Tips to avoid student loan scammers

  • Don’t provide your personal or financial information in response to unsolicited emails, phone calls, or texts either purportedly from the federal government or a company claiming to be able to assist you with obtaining the announced relief.
  • Don’t agree to pay anyone for assistance in obtaining this relief.
  • Don’t be rushed. To get you to act fast, scammers say you could miss qualifying for repayment plans, loan consolidation, or loan forgiveness programs if you don’t sign up right away. Take your time and check it out.
  • Don’t give away your FSA ID. Some scammers claim they need your FSA ID to help you, but don’t share your FSA ID with anyone. Dishonest people could use that information to get into your account and steal your identity.
  • Review your financial aid offers and keep track of the amounts you applied for and received.
  • Keep receipts and documents (for example, credit applications or offers, checks and bank statements) with personal information in a safe place, and shred them when you are finished with them.
  • Beware of student loan debt relief companies that ask for fees up front or claim they’ll eliminate all of your debt immediately.
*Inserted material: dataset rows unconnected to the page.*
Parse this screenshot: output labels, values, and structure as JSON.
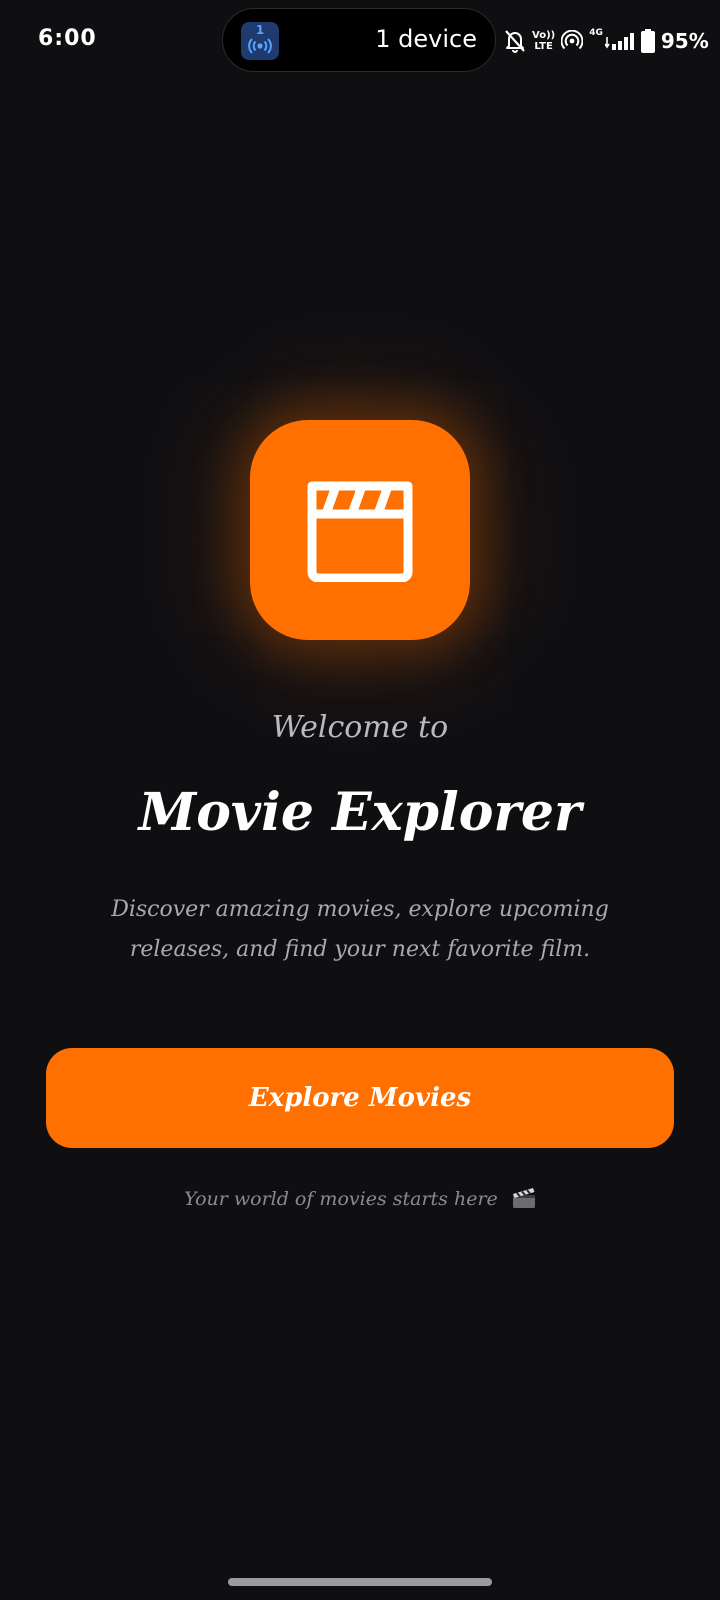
{
  "status_bar": {
    "time": "6:00",
    "island": {
      "app_badge": "1",
      "label": "1 device"
    },
    "volte_top": "Vo))",
    "volte_bottom": "LTE",
    "network": "4G",
    "battery_percent": "95%",
    "icons": [
      "bell-off-icon",
      "volte-icon",
      "hotspot-icon",
      "signal-icon",
      "battery-icon"
    ]
  },
  "hero": {
    "logo_icon": "clapperboard-icon",
    "welcome": "Welcome to",
    "title": "Movie Explorer",
    "description": "Discover amazing movies, explore upcoming releases, and find your next favorite film."
  },
  "cta": {
    "label": "Explore Movies"
  },
  "tagline": {
    "text": "Your world of movies starts here",
    "icon": "clapper-emoji-icon"
  },
  "colors": {
    "background": "#0f0f12",
    "accent": "#ff7000",
    "text_primary": "#ffffff",
    "text_secondary": "#a9a9ae"
  }
}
  • Look for grammatical and spelling errors in emails and text messages.

The Associated Press contributed to this report.